▶ _Problem statement_
Return each line of the records below in which the string "subtitle" turns up.

▶ _Entries supplied_
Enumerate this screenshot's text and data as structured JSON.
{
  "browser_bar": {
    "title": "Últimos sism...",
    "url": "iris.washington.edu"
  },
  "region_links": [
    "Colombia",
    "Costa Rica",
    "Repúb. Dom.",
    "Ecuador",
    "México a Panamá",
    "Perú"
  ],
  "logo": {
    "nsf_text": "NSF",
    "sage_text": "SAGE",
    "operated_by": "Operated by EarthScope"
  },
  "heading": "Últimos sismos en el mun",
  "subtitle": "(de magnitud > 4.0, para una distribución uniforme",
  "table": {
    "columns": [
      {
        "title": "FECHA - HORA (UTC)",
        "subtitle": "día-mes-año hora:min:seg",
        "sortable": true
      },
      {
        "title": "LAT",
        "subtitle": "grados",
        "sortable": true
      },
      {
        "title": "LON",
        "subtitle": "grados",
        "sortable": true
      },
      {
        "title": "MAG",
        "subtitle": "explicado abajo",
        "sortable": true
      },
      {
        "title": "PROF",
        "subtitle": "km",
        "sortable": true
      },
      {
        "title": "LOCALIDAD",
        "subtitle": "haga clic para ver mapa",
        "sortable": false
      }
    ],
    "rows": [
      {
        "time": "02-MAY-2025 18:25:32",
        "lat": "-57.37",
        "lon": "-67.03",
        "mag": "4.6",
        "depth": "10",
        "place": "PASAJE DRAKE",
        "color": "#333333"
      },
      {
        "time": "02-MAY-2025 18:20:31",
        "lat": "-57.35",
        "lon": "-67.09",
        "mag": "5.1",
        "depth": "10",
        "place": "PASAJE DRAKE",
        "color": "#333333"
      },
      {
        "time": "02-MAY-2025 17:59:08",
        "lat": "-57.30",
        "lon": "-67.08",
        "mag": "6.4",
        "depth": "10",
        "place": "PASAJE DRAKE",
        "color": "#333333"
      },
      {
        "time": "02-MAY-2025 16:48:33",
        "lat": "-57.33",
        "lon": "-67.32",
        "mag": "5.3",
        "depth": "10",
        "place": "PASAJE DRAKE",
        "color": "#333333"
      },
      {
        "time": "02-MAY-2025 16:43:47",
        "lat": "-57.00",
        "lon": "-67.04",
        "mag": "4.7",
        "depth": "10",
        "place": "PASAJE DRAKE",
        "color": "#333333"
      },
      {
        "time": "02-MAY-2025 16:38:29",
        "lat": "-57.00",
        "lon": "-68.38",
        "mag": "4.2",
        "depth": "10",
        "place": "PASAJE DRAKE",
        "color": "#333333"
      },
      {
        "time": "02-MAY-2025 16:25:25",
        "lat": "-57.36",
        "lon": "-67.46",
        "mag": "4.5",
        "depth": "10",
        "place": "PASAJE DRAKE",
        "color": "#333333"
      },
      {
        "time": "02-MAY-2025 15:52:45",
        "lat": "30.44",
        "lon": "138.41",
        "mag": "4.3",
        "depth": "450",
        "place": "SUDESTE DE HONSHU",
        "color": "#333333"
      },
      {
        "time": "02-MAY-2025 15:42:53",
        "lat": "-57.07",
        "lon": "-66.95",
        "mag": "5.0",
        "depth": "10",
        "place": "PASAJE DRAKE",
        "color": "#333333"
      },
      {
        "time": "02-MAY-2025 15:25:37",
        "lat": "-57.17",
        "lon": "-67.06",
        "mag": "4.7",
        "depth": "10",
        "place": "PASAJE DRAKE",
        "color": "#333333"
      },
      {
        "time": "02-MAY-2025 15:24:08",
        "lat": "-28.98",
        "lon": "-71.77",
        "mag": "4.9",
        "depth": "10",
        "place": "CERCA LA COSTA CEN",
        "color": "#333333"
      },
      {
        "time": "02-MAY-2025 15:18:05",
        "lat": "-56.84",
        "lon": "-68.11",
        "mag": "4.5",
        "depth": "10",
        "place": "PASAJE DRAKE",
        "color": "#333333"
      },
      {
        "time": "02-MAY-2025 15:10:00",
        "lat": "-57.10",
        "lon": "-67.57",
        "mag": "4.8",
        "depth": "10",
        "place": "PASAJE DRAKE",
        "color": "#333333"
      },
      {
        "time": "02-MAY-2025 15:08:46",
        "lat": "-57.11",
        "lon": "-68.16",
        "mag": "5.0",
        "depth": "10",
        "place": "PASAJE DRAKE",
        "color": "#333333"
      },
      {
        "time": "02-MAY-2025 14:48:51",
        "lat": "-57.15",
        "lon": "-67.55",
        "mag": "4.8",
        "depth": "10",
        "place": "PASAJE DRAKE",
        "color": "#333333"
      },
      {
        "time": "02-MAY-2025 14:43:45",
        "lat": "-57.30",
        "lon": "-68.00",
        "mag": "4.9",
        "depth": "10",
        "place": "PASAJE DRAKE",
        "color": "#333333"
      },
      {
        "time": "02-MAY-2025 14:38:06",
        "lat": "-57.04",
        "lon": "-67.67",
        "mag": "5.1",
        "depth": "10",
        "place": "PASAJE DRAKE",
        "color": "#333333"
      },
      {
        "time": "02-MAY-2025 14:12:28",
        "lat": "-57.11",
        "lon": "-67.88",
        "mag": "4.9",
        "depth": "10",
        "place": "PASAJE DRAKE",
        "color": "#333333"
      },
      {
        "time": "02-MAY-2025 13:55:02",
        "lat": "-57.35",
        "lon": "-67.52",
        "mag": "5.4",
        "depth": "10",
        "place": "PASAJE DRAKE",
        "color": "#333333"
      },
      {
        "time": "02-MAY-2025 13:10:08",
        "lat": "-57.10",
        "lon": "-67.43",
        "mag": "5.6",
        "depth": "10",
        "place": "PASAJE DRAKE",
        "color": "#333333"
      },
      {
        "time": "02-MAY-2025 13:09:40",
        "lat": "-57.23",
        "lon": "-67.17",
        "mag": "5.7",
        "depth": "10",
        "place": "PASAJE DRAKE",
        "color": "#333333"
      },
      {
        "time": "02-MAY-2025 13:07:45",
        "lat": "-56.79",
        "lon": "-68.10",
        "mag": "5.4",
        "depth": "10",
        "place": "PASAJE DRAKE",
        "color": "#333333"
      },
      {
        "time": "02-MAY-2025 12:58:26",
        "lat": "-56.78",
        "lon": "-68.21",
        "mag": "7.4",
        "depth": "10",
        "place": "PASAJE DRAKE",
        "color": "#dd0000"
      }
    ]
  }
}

▶ _Final answer_
  "subtitle": "(de magnitud > 4.0, para una distribución uniforme",
        "subtitle": "día-mes-año hora:min:seg",
        "subtitle": "grados",
        "subtitle": "grados",
        "subtitle": "explicado abajo",
        "subtitle": "km",
        "subtitle": "haga clic para ver mapa",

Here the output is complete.